This is a GraphQL-Endpoint extension for Neo4j and is part of GRANDstack.
Based on your GraphQL schema, it translates GraphQL Queries and Mutations into Cypher statements and executes them on Neo4j.
It offers both an HTTP API, as well as, Neo4j Cypher Procedures to execute and manage your GraphQL API.
Download and install Neo4j Desktop.
Neo4j Desktop provides a quick install button for neo4j-graphql.
After creating your database you can find it under "Manage" in the "Plugins" tab for a single click install.
Use with neo4j-graphql-cli
This extension is utilized, when you use neo4j-graphql-cli.
- launches a Neo4j Sandbox with your GraphQL schema
- provides the
- a Neo4j server,
- an hosted GraphiQL for it.
To generate some graph data in Neo4j just run
:play movie graph in your Neo4j Browser.
The best tool to use is GraphiQL the GraphQL UI. Get and install it.
Enter your GraphQL URL, like
http://localhost:7474/graphql/ (note the trailing slash).
If your Neo4j Server runs with authentication enabled, add the appropriate Basic-Auth (base64 encoded)

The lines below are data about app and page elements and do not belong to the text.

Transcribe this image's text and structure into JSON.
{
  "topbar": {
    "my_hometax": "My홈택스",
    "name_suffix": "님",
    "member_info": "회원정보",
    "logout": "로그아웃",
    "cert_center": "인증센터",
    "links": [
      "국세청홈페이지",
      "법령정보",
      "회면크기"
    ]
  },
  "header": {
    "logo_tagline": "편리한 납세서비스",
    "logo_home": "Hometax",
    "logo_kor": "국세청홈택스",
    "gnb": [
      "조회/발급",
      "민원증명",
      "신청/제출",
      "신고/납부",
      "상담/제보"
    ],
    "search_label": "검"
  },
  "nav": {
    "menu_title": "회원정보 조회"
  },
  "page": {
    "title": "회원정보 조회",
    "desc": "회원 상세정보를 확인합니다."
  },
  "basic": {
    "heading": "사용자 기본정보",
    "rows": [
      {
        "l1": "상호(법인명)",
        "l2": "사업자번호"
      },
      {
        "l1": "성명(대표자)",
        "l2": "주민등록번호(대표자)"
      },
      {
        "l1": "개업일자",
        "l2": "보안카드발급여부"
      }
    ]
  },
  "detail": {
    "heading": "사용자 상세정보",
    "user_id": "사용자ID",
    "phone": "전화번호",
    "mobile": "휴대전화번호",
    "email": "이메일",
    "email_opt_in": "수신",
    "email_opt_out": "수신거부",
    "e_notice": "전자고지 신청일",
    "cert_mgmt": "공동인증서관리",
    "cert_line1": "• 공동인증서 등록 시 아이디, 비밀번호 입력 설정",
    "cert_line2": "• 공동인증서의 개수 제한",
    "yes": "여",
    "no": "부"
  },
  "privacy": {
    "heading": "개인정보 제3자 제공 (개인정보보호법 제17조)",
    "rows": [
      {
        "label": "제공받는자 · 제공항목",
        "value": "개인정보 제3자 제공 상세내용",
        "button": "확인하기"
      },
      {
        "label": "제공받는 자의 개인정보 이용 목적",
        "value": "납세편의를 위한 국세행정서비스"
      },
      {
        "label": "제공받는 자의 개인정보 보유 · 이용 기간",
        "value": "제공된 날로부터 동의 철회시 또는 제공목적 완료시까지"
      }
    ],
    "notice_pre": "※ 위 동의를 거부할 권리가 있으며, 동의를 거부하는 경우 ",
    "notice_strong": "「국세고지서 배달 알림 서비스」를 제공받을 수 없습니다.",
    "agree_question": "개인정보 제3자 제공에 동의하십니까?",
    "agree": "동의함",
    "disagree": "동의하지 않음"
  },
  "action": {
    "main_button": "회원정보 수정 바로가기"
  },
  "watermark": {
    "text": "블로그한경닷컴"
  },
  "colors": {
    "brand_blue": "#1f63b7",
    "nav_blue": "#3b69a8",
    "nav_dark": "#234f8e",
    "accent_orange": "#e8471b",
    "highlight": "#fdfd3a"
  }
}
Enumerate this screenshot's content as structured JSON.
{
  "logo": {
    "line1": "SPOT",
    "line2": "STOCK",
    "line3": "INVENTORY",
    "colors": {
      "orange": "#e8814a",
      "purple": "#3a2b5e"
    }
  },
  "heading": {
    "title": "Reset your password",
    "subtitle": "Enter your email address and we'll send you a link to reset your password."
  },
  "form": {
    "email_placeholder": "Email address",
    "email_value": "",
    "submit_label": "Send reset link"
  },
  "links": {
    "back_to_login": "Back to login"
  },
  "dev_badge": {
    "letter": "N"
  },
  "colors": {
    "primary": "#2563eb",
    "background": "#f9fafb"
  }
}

username:password header in the "Edit HTTP Headers" screen.
.Command to generate the
Authorization header value.
Uploading a GraphQL Schema
Here is a small example schema for the movie data. Just a Movie with actors, and a Person with movies.
Simple properties are mapped directly while the relationships are mapped to fields
You can POST a GraphQL schema to the
/graphql/idl/ endpoint or run the
CALL graphql.idl('schema-text') procedure.
The payload is parsed and stored in Neo4j and used subsequently as the backing GraphQL schema for validating and executing queries.
You should then be able to see your schema in the Docs section of GraphiQL.
This also gives you auto-completion, validation and hints when writing queries.
To visualize your GraphQL schema in Neo4j Browser use:
Auto-Generated Query Types
From that schema, the plugin automatically generate Query Types for each of the declared types.
Movie(title,released,first,offset,_id,orderBy, filter): [User]
- Each field of the entity is available as query argument, with an equality check (plural for list-contains)
- We also provide a
filterargument for more complex filtering with nested predicates, also for relation-fields (see graphcool docs)
- For ordered results there is a
offsetallow for pagination
Now you can for instance run this query:
Simple query example
Advanced query example
This query declares query name and parameters (first line), which are passed separately ("Query Parameters box") as JSON.
And get this result:
Additionally Mutations for each type are created, which return update statistics.
e.g. for the
createMovie(title: ID!, released: Int) : String
updateMovie(title: ID!, released: Int) : String
deleteMovie(title: ID!) : String
and for it's relationships:
addMovieActors(title: ID!, actors:[ID]!) : String
deleteMovieActors(title: ID!, actors:[ID]!) : String
Those mutations then allow you to create and update your data with GraphQL.
Several Mutations at once
If the same mutations is called multiple times, you need to use alias prefixes to avoid clashes in the returned data, which is keyed on mutation names.
You can use those mutations also to load data from CSV or JSON.
@directiveName(param:value) can be used to augment the schema with additional meta-information that we use for processing.
You have already seen the
@relation(name:"ACTED_IN", direction:"IN") directive to map entity references to graph relationships.
@cypher directive is a powerful way of declaring computed fields, query types and mutations with a Cypher statement.
Register Top-Level Schema Types
A custom query
A custom mutation
Full enhanced Schema
This library also comes with Cypher Procedures to execute GraphQL from within Neo4j.
Simple Procedure Query
Advanced Procedure Query with parameters and post-processing
Update with Mutation
Some more examples